- [Records to process]

•••

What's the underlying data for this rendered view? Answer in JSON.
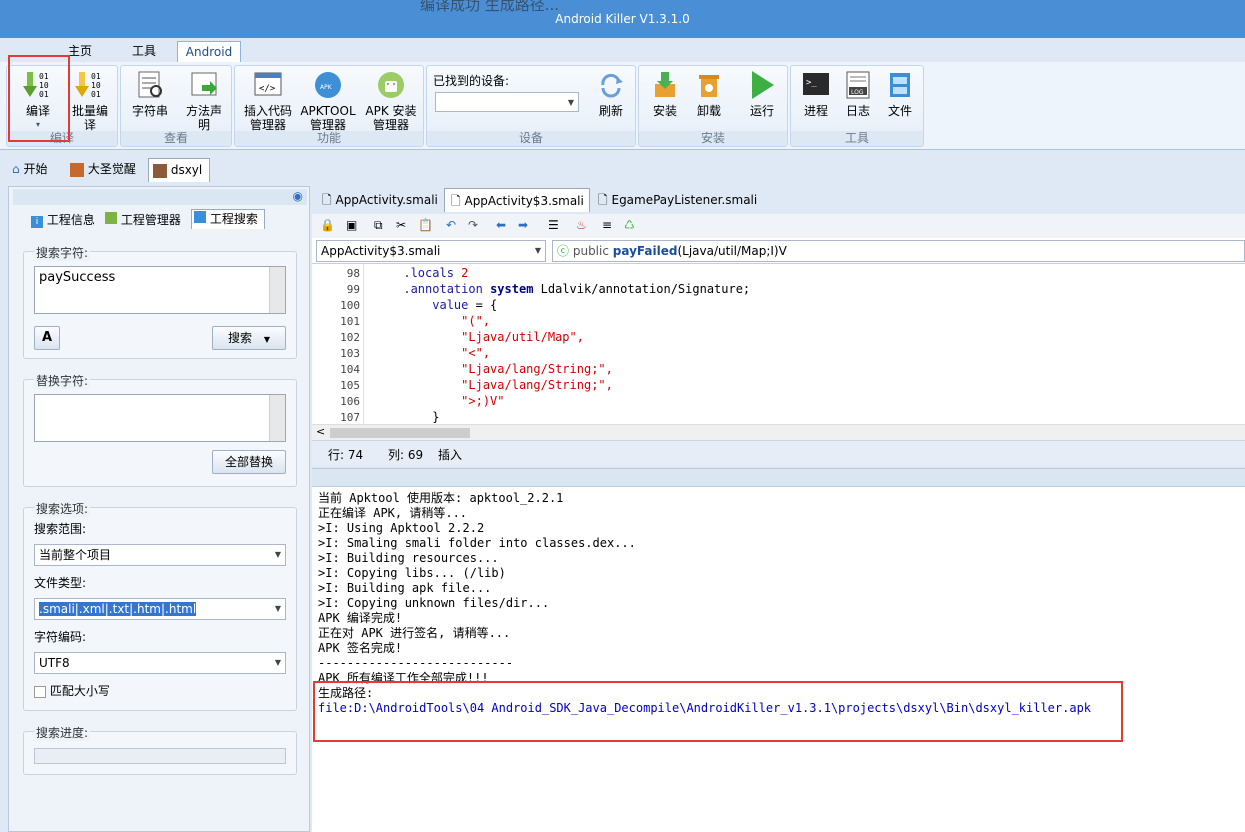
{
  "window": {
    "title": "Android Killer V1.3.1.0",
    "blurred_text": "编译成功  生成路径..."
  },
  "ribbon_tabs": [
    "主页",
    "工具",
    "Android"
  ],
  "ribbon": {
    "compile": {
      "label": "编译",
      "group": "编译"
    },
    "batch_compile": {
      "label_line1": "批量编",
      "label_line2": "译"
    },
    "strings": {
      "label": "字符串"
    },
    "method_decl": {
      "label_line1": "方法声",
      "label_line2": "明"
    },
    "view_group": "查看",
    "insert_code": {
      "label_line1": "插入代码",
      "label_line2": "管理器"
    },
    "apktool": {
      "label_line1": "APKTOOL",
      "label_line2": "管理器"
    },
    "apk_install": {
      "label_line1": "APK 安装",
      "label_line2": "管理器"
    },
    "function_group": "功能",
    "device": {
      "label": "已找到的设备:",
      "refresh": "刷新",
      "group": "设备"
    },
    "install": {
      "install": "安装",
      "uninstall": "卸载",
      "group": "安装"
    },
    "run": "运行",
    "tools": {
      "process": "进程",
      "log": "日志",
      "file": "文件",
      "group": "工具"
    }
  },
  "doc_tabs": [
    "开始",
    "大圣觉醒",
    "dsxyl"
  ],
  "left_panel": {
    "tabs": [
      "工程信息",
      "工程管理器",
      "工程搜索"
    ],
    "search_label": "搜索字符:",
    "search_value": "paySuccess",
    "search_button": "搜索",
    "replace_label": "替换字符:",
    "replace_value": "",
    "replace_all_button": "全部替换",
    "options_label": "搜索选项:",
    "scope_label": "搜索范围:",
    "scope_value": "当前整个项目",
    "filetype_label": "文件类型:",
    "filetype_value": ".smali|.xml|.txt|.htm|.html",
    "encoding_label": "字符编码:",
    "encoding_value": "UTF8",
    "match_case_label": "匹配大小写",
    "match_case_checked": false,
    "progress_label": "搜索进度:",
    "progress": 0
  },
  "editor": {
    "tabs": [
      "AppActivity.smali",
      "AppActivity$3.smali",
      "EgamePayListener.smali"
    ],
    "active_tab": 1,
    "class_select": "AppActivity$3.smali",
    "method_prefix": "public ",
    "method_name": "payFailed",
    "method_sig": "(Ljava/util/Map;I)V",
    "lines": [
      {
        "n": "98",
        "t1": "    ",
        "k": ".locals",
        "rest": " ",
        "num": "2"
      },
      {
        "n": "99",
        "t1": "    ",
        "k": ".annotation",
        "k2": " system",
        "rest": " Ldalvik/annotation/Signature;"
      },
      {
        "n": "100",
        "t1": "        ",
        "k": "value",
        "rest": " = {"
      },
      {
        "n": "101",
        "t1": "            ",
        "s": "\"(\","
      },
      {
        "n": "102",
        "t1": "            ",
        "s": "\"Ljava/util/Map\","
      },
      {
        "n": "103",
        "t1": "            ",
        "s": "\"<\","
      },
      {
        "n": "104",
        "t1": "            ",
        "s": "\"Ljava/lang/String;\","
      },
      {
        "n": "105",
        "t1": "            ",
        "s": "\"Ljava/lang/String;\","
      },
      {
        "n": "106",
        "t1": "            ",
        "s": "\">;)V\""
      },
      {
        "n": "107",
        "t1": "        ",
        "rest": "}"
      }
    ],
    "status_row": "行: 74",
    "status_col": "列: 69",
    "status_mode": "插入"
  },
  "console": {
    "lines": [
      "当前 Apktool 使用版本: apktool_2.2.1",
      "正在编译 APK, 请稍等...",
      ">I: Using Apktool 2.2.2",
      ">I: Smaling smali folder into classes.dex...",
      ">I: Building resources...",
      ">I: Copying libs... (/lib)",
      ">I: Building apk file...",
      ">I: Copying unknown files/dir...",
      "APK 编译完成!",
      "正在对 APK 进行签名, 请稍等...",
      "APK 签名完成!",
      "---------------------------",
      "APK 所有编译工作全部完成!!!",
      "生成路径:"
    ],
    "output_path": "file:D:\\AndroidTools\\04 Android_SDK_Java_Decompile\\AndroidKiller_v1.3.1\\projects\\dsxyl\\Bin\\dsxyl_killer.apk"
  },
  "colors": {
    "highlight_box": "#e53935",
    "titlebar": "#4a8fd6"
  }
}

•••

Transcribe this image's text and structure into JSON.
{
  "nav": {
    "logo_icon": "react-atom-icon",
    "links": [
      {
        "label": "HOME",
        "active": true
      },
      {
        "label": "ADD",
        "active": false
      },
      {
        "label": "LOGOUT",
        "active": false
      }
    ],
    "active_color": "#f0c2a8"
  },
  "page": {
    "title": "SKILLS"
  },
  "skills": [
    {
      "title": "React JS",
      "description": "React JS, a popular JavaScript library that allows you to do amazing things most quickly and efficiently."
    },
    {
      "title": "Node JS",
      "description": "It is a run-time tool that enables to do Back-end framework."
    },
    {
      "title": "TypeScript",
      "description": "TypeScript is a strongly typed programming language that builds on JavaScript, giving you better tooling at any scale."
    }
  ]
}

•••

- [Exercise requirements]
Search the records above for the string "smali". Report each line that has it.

- [Your response]
    "filetype_value": ".smali|.xml|.txt|.htm|.html",
      "AppActivity.smali",
      "AppActivity$3.smali",
      "EgamePayListener.smali"
    "class_select": "AppActivity$3.smali",
      ">I: Smaling smali folder into classes.dex...",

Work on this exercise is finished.